Exercise description.
Looking at the entries below, state how many lines contain the word "Type". Give the number alone.

Excerpts from an interface dataset:

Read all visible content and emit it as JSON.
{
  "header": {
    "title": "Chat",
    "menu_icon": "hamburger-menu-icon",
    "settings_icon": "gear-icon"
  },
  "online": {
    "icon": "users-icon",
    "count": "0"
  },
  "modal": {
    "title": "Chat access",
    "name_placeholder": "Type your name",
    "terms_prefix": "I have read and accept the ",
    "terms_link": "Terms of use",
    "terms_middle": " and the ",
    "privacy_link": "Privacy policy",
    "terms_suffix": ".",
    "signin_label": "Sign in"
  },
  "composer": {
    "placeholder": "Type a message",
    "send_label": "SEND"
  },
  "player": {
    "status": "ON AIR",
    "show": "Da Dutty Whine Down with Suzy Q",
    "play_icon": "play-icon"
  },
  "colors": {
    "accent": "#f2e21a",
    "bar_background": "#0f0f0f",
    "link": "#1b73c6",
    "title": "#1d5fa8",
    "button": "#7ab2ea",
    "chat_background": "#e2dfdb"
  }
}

Answer below.
2